= Your task =
Look through the data below. Collect every line where the word "Cloud" occurs.

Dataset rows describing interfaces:

==================================================

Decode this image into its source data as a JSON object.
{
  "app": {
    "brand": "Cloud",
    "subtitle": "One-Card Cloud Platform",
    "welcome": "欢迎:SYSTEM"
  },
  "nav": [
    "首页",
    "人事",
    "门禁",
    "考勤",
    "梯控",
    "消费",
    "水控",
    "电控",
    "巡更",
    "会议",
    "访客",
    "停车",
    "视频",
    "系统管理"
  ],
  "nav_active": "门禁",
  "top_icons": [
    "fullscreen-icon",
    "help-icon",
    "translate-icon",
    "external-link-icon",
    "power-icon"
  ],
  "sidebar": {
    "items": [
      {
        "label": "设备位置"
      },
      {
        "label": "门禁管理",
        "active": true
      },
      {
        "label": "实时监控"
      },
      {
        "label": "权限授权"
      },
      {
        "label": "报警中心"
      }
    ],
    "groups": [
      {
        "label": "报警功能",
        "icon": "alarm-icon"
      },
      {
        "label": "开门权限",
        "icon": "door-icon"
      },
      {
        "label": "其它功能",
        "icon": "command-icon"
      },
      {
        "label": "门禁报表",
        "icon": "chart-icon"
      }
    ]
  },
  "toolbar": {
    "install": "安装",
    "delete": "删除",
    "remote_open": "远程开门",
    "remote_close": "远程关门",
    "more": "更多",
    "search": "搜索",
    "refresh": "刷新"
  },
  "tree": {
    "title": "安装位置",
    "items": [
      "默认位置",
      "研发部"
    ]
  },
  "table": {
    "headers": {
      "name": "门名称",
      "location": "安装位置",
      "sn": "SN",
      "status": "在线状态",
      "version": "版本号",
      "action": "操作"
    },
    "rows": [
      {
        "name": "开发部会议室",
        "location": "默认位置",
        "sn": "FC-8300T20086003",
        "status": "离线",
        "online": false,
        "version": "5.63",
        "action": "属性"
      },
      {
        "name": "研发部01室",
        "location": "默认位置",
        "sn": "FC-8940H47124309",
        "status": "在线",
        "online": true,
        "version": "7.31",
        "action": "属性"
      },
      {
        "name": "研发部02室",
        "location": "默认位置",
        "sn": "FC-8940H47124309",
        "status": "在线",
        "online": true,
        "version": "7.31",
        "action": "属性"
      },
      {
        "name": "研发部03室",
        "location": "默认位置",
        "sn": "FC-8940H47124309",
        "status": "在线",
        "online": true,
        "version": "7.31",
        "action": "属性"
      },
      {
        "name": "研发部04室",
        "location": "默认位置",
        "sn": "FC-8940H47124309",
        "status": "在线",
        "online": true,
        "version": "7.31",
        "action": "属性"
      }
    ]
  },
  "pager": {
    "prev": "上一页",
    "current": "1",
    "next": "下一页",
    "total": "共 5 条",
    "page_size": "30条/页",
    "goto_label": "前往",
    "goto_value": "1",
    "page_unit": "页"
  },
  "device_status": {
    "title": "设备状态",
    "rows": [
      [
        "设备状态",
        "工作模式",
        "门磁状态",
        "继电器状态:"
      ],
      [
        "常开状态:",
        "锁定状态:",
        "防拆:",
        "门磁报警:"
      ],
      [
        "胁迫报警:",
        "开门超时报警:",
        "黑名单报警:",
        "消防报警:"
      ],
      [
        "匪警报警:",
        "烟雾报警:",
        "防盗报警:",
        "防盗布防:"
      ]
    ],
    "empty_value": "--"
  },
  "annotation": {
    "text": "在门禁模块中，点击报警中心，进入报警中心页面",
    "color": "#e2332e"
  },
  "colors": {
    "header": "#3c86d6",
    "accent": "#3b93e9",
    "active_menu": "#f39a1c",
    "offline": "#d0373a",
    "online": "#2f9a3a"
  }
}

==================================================

= Response to the task =
    "brand": "Cloud",
    "subtitle": "One-Card Cloud Platform",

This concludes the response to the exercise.